Fracture toughness is one of the critical parameters in designing structures in rock mass. Rock mass incorporates multiple discontinuities, so the critical stress intensity factor of a discontinuity is vital to be evaluated. Since rock is most prone to tensile failure, the tension mode (mode-I) fracture is experienced more frequently than the shearing mode (mode-II) or the tearing mode (mode-III). Many methods have been proposed to determine mode-I fracture toughness such as short rod and chevron bending (Ouchterlony, 1989), Brazilian disc (Guo et al., 1993), cracked chevron notched Brazilian disc (CCNBD) (Fowell et al., 1995), chevron notched semi-circular bend (CNSCB) (Kuruppu, 1997) and notched semi-circular bend (NSCB) (Kuruppu et al., 2014).
Engineering practices deal with dynamic events such as impact load, blasting shock wave, earthquake, and so on. Numerous studies have reported that fracture toughness subjected to dynamic loading is significantly different from that under quasi-static loading (Zhang and Zhao, 2014). Understanding of fracture behavior under dynamic loading is essential. Most of the established methods on the dynamic fracture toughness test are based on a split-Hopkinson pressure bar (SHPB) device (Dai et al., 2011; Zhou et al., 2012). So far, there is no established method to determine fracture toughness under intermediate dynamic loading condition that ranges between quasi-static and dynamic state.
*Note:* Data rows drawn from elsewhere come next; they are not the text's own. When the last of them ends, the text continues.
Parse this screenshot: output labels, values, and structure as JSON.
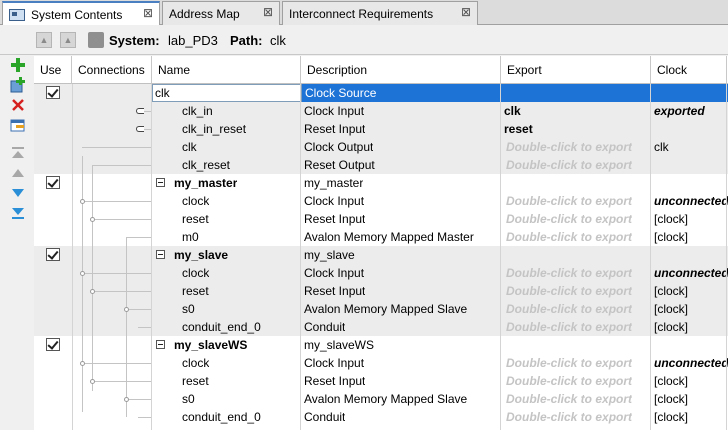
{
  "tabs": [
    {
      "label": "System Contents",
      "close": "⊠"
    },
    {
      "label": "Address Map",
      "close": "⊠"
    },
    {
      "label": "Interconnect Requirements",
      "close": "⊠"
    }
  ],
  "toolbar": {
    "system_label": "System:",
    "system_value": "lab_PD3",
    "path_label": "Path:",
    "path_value": "clk"
  },
  "columns": {
    "use": "Use",
    "connections": "Connections",
    "name": "Name",
    "description": "Description",
    "export": "Export",
    "clock": "Clock"
  },
  "rows": [
    {
      "name": "clk",
      "description": "Clock Source",
      "export": "",
      "clock": ""
    },
    {
      "name": "clk_in",
      "description": "Clock Input",
      "export": "clk",
      "clock": "exported"
    },
    {
      "name": "clk_in_reset",
      "description": "Reset Input",
      "export": "reset",
      "clock": ""
    },
    {
      "name": "clk",
      "description": "Clock Output",
      "export": "Double-click to export",
      "clock": "clk"
    },
    {
      "name": "clk_reset",
      "description": "Reset Output",
      "export": "Double-click to export",
      "clock": ""
    },
    {
      "name": "my_master",
      "description": "my_master",
      "export": "",
      "clock": ""
    },
    {
      "name": "clock",
      "description": "Clock Input",
      "export": "Double-click to export",
      "clock": "unconnected"
    },
    {
      "name": "reset",
      "description": "Reset Input",
      "export": "Double-click to export",
      "clock": "[clock]"
    },
    {
      "name": "m0",
      "description": "Avalon Memory Mapped Master",
      "export": "Double-click to export",
      "clock": "[clock]"
    },
    {
      "name": "my_slave",
      "description": "my_slave",
      "export": "",
      "clock": ""
    },
    {
      "name": "clock",
      "description": "Clock Input",
      "export": "Double-click to export",
      "clock": "unconnected"
    },
    {
      "name": "reset",
      "description": "Reset Input",
      "export": "Double-click to export",
      "clock": "[clock]"
    },
    {
      "name": "s0",
      "description": "Avalon Memory Mapped Slave",
      "export": "Double-click to export",
      "clock": "[clock]"
    },
    {
      "name": "conduit_end_0",
      "description": "Conduit",
      "export": "Double-click to export",
      "clock": "[clock]"
    },
    {
      "name": "my_slaveWS",
      "description": "my_slaveWS",
      "export": "",
      "clock": ""
    },
    {
      "name": "clock",
      "description": "Clock Input",
      "export": "Double-click to export",
      "clock": "unconnected"
    },
    {
      "name": "reset",
      "description": "Reset Input",
      "export": "Double-click to export",
      "clock": "[clock]"
    },
    {
      "name": "s0",
      "description": "Avalon Memory Mapped Slave",
      "export": "Double-click to export",
      "clock": "[clock]"
    },
    {
      "name": "conduit_end_0",
      "description": "Conduit",
      "export": "Double-click to export",
      "clock": "[clock]"
    }
  ],
  "colors": {
    "selection": "#1e73d6",
    "hint_text": "#c4c4c4",
    "add": "#2aa52a",
    "remove": "#d62020",
    "arrow": "#2a8fd6"
  },
  "icons": [
    "add-icon",
    "add-component-icon",
    "remove-icon",
    "edit-icon",
    "move-top-icon",
    "move-up-icon",
    "move-down-icon",
    "move-bottom-icon"
  ]
}
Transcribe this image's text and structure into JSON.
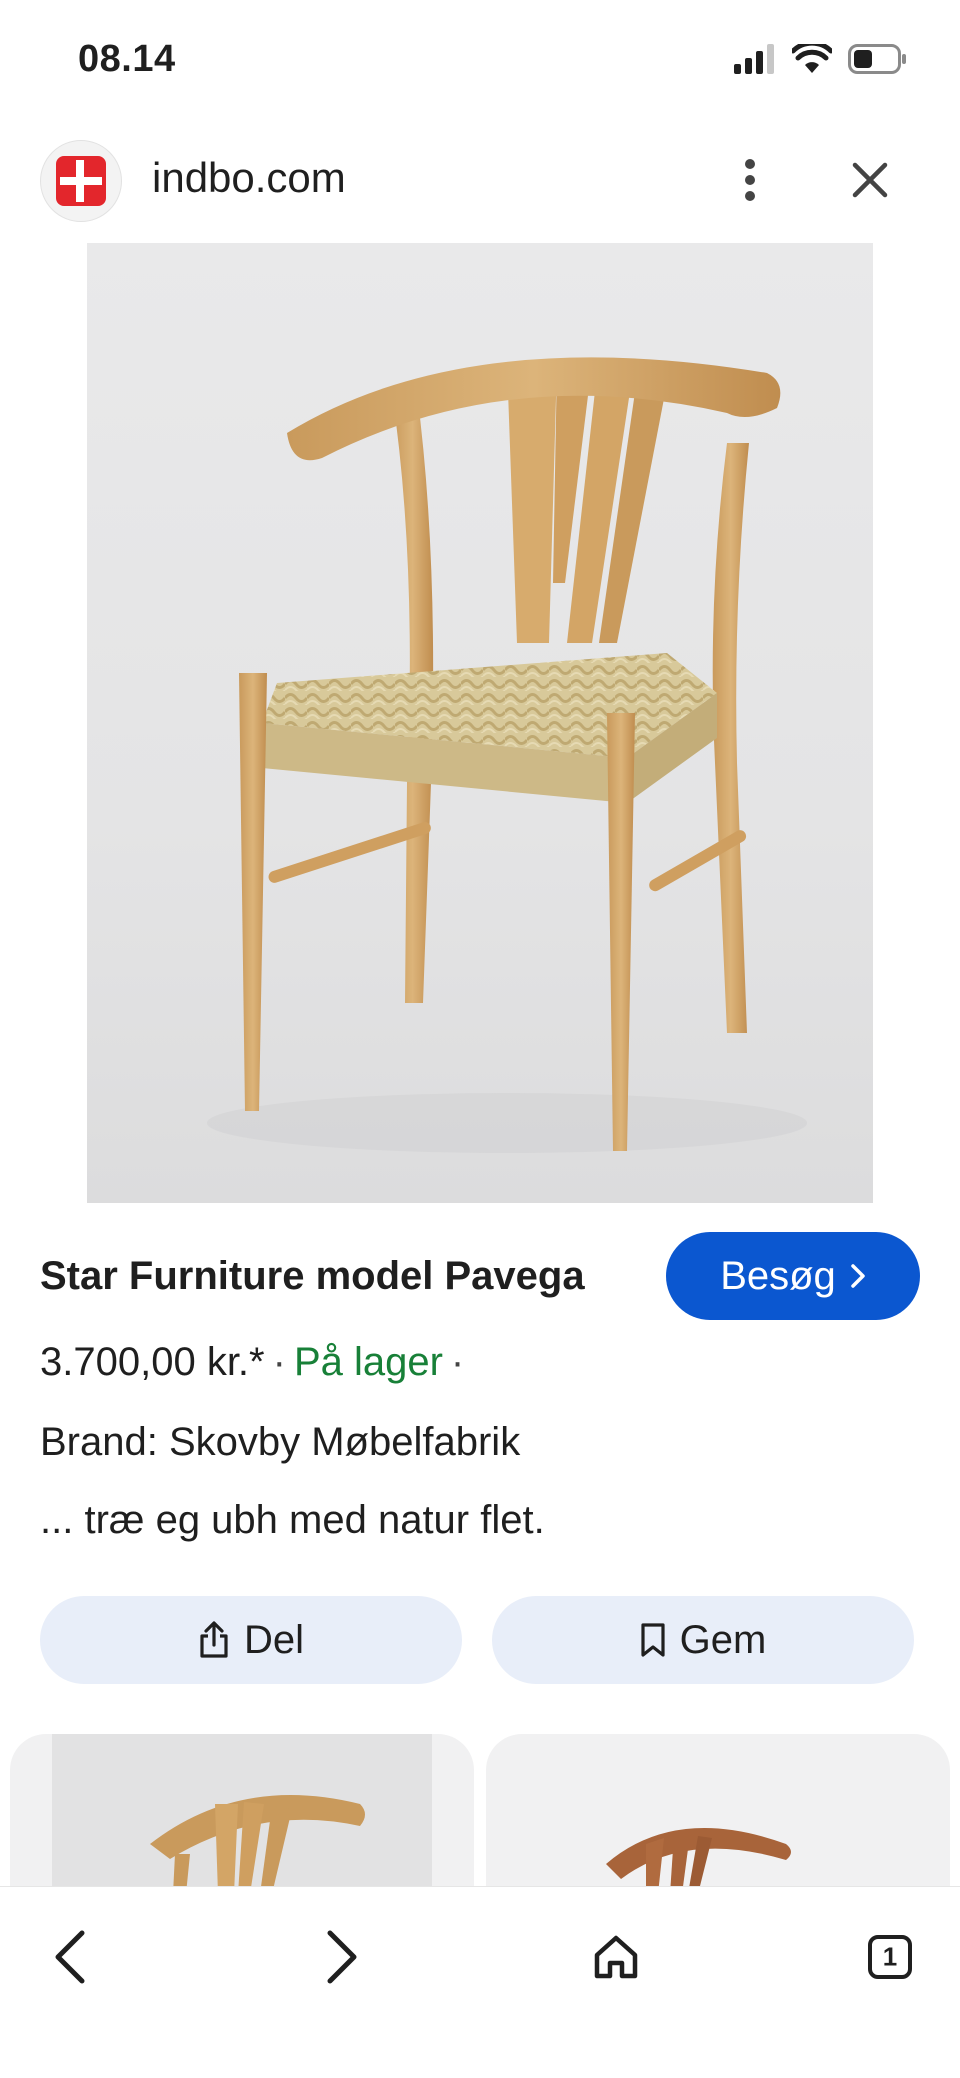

The reason why intermediate dynamic loading is necessary because we want to explore rock fracture behavior under impact loading in rock cutting application. The interaction between the cutting tool and rock is a dynamic process, but it is believed to be less dynamic than rock blasting which is commonly attributed to dynamic experimentation with SHPB. To dynamically load the specimen in a lower strain rate, we adopted a non-explosive reaction-driven loading machine. We used NSCB method because of its relatively uncomplicated sample preparation. The results from dynamic tests were compared with the ones obtained from the static tests. The results were plotted with the previous findings and verified with numerical simulations.